--- WHAT THE TASK REQUIRES ---
Below are some entries. Copy each line that holds the string "date".

Dataset items:
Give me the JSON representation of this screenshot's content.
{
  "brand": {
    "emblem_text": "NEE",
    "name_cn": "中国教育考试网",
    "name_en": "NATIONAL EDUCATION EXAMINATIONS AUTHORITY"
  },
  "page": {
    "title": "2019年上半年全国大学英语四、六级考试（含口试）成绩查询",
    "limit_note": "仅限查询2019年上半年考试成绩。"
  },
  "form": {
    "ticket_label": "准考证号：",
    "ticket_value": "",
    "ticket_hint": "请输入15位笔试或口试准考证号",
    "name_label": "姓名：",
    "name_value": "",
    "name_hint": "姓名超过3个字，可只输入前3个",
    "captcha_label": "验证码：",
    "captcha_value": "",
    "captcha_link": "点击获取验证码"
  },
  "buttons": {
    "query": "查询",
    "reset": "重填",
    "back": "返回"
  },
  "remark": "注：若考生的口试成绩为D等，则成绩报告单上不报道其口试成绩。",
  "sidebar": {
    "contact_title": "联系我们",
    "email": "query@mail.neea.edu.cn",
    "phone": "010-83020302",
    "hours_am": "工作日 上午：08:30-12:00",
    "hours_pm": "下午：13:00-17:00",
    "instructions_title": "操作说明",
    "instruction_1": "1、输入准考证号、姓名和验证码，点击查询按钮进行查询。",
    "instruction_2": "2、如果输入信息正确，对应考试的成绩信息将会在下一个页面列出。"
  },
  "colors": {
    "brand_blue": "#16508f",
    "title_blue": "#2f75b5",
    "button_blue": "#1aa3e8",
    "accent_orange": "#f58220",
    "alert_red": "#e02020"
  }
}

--

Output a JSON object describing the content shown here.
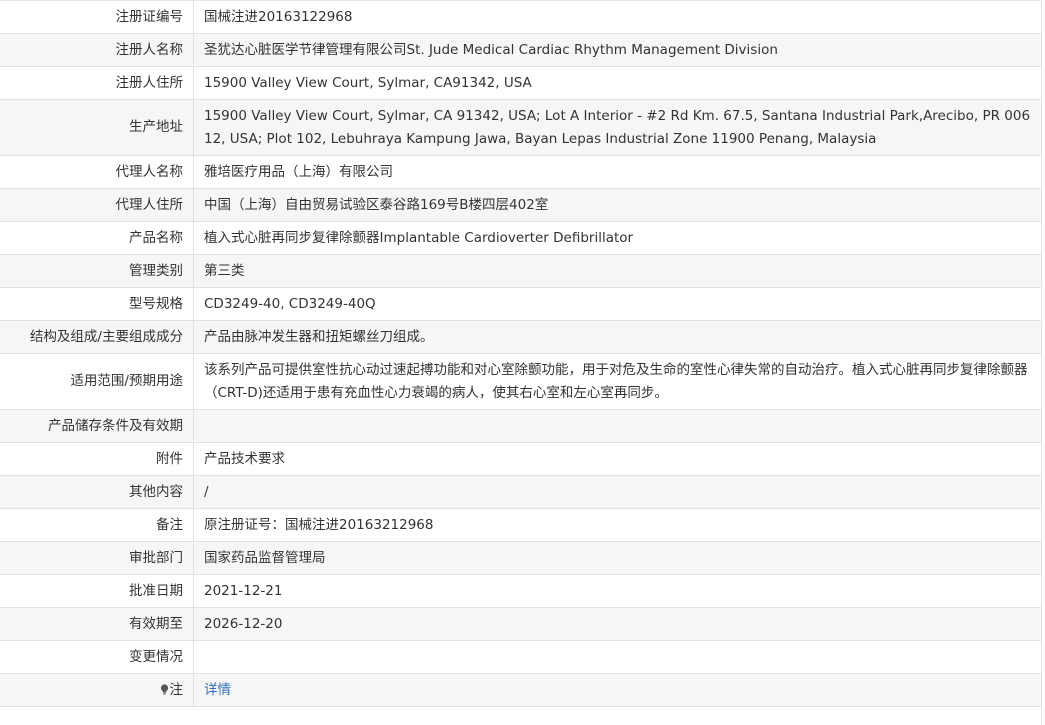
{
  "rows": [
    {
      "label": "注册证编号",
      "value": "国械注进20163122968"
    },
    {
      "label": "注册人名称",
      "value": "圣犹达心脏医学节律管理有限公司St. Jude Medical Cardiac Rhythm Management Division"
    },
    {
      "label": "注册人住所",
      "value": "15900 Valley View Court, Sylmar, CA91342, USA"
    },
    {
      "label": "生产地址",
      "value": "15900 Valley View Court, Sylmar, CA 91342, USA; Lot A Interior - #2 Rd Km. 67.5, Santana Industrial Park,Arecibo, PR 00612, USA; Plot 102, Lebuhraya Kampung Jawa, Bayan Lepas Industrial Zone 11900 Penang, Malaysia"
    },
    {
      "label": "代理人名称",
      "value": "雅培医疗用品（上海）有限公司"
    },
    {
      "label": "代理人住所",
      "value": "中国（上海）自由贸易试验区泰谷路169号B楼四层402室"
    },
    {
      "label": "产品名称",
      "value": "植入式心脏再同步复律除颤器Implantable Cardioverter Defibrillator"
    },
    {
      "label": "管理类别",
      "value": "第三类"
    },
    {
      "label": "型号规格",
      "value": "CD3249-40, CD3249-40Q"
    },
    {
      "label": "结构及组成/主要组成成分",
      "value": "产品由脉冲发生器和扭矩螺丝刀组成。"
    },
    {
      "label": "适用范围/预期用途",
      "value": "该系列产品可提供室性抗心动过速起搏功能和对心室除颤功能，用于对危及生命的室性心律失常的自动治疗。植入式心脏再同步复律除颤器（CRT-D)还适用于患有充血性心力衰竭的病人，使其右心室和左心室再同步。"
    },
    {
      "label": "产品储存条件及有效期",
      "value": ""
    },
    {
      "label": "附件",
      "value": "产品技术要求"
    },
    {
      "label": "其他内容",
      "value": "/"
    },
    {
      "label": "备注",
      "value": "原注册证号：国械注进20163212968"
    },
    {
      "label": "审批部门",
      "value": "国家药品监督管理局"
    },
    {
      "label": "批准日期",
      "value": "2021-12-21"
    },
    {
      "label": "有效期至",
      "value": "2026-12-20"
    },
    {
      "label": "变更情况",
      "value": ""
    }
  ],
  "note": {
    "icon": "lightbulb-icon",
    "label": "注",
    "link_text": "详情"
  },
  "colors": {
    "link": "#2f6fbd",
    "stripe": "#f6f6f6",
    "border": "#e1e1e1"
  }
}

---

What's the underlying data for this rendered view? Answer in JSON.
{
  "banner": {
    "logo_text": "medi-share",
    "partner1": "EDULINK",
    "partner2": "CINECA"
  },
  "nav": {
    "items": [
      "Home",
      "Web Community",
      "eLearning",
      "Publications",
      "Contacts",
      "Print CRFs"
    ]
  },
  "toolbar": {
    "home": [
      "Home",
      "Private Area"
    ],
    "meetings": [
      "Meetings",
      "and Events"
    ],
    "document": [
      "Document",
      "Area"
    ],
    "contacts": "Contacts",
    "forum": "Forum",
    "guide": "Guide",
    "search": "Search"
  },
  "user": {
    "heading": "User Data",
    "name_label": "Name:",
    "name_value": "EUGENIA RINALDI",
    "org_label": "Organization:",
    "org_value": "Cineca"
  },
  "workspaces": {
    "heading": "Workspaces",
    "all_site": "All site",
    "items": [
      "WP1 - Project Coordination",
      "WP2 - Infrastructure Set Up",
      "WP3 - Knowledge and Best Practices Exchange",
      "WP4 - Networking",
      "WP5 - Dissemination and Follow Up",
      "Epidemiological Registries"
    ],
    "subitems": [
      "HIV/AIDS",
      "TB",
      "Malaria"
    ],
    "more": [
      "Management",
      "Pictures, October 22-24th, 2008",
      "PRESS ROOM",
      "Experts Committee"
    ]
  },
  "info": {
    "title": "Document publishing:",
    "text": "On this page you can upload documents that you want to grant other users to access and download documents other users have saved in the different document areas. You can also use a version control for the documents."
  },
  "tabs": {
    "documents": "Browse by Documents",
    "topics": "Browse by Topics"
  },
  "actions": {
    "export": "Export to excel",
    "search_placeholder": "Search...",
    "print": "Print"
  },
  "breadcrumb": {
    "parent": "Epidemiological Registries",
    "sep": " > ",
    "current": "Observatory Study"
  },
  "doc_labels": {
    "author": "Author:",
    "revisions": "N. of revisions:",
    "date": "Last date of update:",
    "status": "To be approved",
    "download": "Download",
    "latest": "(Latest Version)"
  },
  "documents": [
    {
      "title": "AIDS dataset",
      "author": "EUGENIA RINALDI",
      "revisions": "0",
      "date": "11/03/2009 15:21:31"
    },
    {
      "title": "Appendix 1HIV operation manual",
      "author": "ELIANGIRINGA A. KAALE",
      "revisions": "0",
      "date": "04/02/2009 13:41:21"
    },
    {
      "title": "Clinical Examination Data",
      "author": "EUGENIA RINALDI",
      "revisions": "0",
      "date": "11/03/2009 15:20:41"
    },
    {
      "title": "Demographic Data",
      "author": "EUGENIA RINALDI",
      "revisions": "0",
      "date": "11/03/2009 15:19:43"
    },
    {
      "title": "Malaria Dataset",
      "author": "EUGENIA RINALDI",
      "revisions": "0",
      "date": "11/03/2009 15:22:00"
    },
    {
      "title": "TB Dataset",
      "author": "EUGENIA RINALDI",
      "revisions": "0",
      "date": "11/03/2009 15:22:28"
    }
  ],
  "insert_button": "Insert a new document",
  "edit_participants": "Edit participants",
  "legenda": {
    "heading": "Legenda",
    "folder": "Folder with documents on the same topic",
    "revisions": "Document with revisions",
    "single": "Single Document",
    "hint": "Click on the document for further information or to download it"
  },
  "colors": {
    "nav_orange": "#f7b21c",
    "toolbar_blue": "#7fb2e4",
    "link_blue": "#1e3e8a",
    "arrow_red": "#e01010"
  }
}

--- RESPONSE ---
    "date": "Last date of update:",
      "date": "11/03/2009 15:21:31"
      "date": "04/02/2009 13:41:21"
      "date": "11/03/2009 15:20:41"
      "date": "11/03/2009 15:19:43"
      "date": "11/03/2009 15:22:00"
      "date": "11/03/2009 15:22:28"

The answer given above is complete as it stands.